**** The data

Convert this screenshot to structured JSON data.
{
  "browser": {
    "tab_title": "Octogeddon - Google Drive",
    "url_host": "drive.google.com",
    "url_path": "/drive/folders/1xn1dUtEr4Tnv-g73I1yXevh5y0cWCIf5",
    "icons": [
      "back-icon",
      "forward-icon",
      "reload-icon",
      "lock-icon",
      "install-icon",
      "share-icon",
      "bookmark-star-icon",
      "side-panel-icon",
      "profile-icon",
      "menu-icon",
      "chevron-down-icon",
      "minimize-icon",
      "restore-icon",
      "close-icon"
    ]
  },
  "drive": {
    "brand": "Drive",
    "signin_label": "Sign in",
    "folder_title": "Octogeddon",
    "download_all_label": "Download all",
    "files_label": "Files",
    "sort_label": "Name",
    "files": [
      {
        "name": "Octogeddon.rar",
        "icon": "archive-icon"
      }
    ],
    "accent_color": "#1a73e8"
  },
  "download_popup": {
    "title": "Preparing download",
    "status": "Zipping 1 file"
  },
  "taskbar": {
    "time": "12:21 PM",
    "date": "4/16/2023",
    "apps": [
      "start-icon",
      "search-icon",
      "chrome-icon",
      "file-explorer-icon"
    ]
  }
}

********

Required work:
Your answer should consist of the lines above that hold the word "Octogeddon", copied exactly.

Result of this exercise:
    "tab_title": "Octogeddon - Google Drive",
    "folder_title": "Octogeddon",
        "name": "Octogeddon.rar",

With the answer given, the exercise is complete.